## Problem description
Lines in which "çolak" appears should be pulled from the data below.

## Collected data entries
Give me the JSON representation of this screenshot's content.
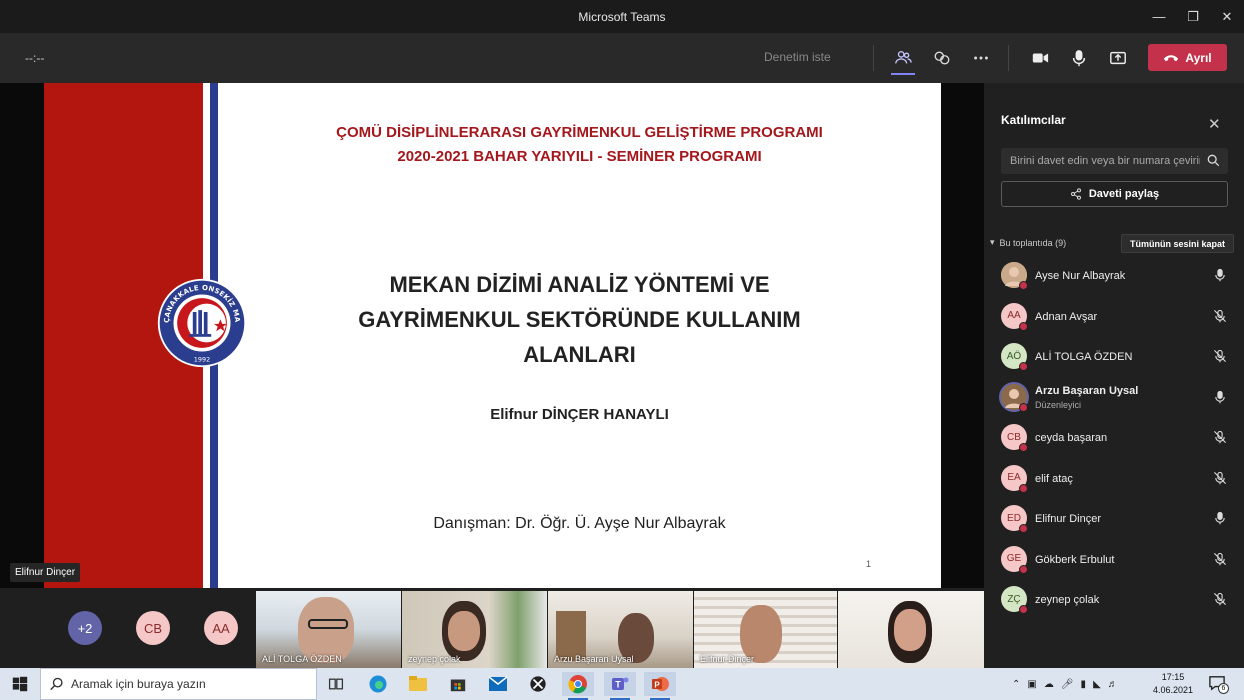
{
  "window": {
    "title": "Microsoft Teams"
  },
  "toolbar": {
    "timer": "--:--",
    "ask_control": "Denetim iste",
    "leave_label": "Ayrıl"
  },
  "slide": {
    "header_line1": "ÇOMÜ DİSİPLİNLERARASI GAYRİMENKUL GELİŞTİRME PROGRAMI",
    "header_line2": "2020-2021 BAHAR YARIYILI - SEMİNER PROGRAMI",
    "title_line1": "MEKAN DİZİMİ ANALİZ YÖNTEMİ VE",
    "title_line2": "GAYRİMENKUL SEKTÖRÜNDE KULLANIM",
    "title_line3": "ALANLARI",
    "author": "Elifnur DİNÇER HANAYLI",
    "advisor": "Danışman: Dr. Öğr. Ü. Ayşe Nur Albayrak",
    "page_number": "1",
    "logo_text": "ÇANAKKALE ONSEKİZ MART ÜNİVERSİTESİ",
    "logo_year": "1992"
  },
  "presenter_label": "Elifnur Dinçer",
  "strip": {
    "overflow": "+2",
    "avatars": [
      {
        "initials": "CB",
        "color": "#f5c7c7",
        "text": "#8a2a2a"
      },
      {
        "initials": "AA",
        "color": "#f5c7c7",
        "text": "#8a2a2a"
      }
    ],
    "videos": [
      {
        "name": "ALİ TOLGA ÖZDEN"
      },
      {
        "name": "zeynep çolak"
      },
      {
        "name": "Arzu Başaran Uysal"
      },
      {
        "name": "Elifnur Dinçer"
      },
      {
        "name": ""
      }
    ]
  },
  "panel": {
    "title": "Katılımcılar",
    "search_placeholder": "Birini davet edin veya bir numara çevirin",
    "share_invite": "Daveti paylaş",
    "in_meeting": "Bu toplantıda (9)",
    "mute_all": "Tümünün sesini kapat",
    "participants": [
      {
        "name": "Ayse Nur Albayrak",
        "initials": "",
        "photo": true,
        "color": "#c9a98a",
        "text": "#333",
        "muted": false,
        "role": ""
      },
      {
        "name": "Adnan Avşar",
        "initials": "AA",
        "photo": false,
        "color": "#f5c7c7",
        "text": "#8a2a2a",
        "muted": true,
        "role": ""
      },
      {
        "name": "ALİ TOLGA ÖZDEN",
        "initials": "AÖ",
        "photo": false,
        "color": "#d4e6c3",
        "text": "#3b5a24",
        "muted": true,
        "role": ""
      },
      {
        "name": "Arzu Başaran Uysal",
        "initials": "",
        "photo": true,
        "color": "#8a6a4a",
        "text": "#fff",
        "muted": false,
        "role": "Düzenleyici"
      },
      {
        "name": "ceyda başaran",
        "initials": "CB",
        "photo": false,
        "color": "#f5c7c7",
        "text": "#8a2a2a",
        "muted": true,
        "role": ""
      },
      {
        "name": "elif ataç",
        "initials": "EA",
        "photo": false,
        "color": "#f5c7c7",
        "text": "#8a2a2a",
        "muted": true,
        "role": ""
      },
      {
        "name": "Elifnur Dinçer",
        "initials": "ED",
        "photo": false,
        "color": "#f5c7c7",
        "text": "#8a2a2a",
        "muted": false,
        "role": ""
      },
      {
        "name": "Gökberk Erbulut",
        "initials": "GE",
        "photo": false,
        "color": "#f5c7c7",
        "text": "#8a2a2a",
        "muted": true,
        "role": ""
      },
      {
        "name": "zeynep çolak",
        "initials": "ZÇ",
        "photo": false,
        "color": "#d4e6c3",
        "text": "#3b5a24",
        "muted": true,
        "role": ""
      }
    ]
  },
  "taskbar": {
    "search_placeholder": "Aramak için buraya yazın",
    "time": "17:15",
    "date": "4.06.2021",
    "notifications": "6"
  },
  "colors": {
    "leave": "#c4314b",
    "accent": "#6264a7",
    "slide_red": "#b3150f",
    "slide_blue": "#2b3d8f"
  }
}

## Solved problem
        "name": "zeynep çolak"
        "name": "zeynep çolak",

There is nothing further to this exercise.